**DATA FOR REVIEW:**
────

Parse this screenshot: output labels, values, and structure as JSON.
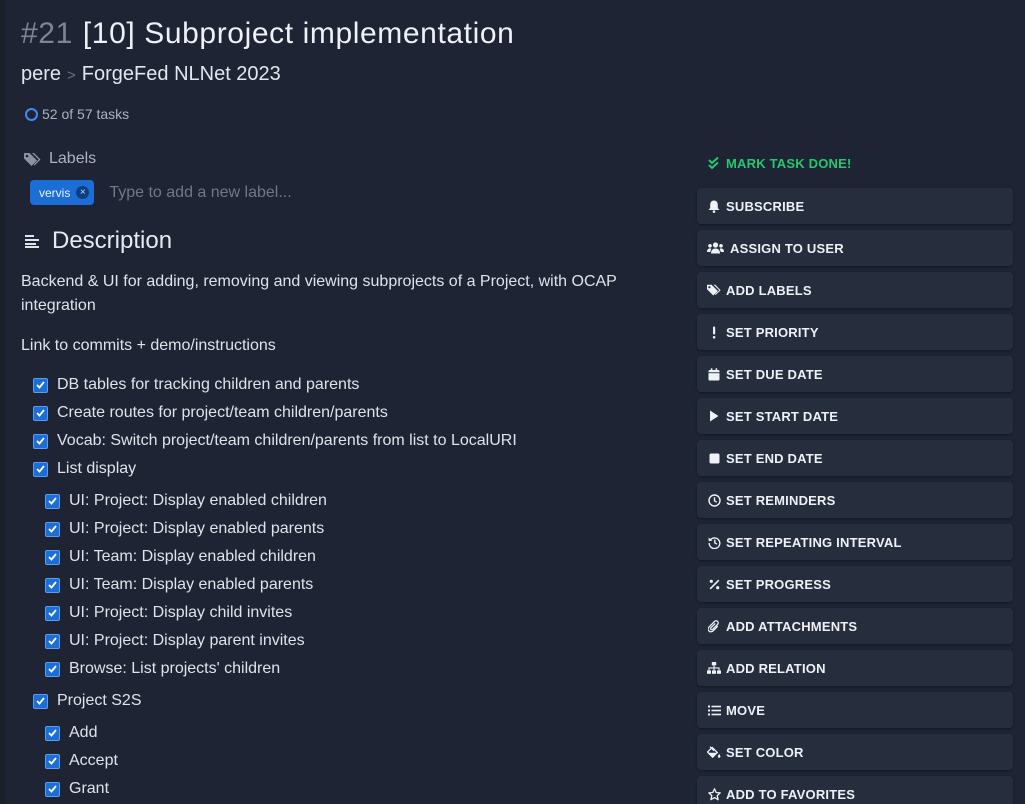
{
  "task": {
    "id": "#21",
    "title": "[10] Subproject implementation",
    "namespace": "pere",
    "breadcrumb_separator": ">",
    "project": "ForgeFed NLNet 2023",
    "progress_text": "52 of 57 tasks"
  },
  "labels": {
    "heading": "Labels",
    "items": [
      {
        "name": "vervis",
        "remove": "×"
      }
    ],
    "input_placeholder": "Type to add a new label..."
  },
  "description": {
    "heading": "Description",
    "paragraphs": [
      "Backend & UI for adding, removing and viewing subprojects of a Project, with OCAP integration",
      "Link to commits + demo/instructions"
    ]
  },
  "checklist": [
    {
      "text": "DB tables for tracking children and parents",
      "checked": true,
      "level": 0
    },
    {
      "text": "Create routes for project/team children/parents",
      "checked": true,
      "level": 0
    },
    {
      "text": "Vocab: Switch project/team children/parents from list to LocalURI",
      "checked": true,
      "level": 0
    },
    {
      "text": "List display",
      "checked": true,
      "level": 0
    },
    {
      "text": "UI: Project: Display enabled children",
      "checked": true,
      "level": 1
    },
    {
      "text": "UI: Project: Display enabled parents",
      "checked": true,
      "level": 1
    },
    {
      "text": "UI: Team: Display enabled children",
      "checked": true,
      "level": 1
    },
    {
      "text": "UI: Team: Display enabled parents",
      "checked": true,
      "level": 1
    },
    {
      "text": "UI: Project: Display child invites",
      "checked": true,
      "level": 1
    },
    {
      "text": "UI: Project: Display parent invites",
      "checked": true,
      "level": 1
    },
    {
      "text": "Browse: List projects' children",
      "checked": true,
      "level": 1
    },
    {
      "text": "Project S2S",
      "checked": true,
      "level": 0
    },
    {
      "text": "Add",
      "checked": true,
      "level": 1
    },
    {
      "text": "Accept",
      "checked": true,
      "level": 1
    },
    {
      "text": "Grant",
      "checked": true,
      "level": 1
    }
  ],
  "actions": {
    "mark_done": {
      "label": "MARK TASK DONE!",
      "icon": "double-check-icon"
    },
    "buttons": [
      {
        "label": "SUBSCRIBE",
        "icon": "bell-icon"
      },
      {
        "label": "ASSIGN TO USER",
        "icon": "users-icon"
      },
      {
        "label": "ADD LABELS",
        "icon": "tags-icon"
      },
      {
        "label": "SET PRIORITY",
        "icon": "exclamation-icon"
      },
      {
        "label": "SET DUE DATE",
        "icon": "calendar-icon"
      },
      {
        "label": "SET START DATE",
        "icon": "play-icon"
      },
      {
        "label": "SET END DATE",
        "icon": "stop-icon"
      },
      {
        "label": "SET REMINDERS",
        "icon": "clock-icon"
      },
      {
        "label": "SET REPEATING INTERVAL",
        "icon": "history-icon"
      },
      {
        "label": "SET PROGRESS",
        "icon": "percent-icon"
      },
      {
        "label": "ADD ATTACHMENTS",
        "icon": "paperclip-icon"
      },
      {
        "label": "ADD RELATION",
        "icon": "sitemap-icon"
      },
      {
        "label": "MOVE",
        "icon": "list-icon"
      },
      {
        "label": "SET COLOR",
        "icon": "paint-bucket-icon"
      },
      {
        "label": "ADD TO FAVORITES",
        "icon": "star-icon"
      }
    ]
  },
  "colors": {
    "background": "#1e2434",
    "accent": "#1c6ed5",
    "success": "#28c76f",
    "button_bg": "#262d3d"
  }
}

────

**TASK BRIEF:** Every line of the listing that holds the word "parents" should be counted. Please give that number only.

**FINAL ANSWER:** 5